*REQUIREMENT*.
Please find the lines in the entries below that contain the word "часа", and copy each one.

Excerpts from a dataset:

▼

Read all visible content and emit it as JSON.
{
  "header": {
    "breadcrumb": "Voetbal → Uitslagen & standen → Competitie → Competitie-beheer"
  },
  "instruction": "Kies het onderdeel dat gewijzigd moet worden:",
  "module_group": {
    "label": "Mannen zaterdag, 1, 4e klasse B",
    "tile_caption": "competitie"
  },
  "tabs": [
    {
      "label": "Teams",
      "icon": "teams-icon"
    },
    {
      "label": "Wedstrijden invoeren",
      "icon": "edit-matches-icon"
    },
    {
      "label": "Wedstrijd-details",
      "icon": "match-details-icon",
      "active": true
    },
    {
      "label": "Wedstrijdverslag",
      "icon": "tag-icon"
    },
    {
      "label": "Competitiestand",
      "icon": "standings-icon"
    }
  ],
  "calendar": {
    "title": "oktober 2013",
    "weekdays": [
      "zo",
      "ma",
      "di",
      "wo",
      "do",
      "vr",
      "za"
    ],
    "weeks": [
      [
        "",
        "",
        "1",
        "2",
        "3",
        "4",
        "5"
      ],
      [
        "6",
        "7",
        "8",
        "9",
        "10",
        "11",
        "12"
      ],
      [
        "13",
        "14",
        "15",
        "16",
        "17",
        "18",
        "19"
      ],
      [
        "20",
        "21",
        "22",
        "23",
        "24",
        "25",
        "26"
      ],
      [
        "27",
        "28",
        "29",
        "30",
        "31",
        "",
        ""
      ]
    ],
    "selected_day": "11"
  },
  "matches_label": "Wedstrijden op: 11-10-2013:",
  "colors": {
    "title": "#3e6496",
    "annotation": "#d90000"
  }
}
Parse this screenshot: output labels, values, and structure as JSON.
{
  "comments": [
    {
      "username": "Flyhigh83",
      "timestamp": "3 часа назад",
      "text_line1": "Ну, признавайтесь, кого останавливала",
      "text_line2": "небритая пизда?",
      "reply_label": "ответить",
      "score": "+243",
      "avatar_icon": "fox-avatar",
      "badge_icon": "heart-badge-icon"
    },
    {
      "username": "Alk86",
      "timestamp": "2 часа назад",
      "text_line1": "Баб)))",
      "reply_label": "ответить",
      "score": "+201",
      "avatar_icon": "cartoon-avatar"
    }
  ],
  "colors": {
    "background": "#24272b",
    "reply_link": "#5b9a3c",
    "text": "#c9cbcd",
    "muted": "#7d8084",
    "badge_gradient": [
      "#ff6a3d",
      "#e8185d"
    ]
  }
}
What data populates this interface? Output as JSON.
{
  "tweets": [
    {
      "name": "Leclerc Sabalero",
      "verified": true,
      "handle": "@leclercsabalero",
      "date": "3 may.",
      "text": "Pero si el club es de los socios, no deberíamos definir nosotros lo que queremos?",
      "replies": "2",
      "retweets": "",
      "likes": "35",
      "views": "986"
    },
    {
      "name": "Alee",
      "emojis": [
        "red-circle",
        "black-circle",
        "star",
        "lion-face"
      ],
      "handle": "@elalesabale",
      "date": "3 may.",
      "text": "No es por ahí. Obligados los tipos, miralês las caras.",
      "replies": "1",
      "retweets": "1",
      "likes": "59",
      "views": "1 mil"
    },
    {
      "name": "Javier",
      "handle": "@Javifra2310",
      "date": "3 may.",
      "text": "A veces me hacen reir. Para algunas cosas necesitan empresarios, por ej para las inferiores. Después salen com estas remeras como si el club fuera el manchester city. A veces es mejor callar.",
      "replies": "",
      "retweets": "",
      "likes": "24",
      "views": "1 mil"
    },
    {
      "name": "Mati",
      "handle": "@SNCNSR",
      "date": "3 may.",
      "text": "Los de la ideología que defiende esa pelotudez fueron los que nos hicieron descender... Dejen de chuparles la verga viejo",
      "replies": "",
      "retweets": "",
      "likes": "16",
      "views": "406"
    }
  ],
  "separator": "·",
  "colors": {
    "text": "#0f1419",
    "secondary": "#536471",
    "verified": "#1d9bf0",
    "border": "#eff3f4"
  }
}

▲

*ANSWER TO THIS TASK*.
      "timestamp": "3 часа назад",
      "timestamp": "2 часа назад",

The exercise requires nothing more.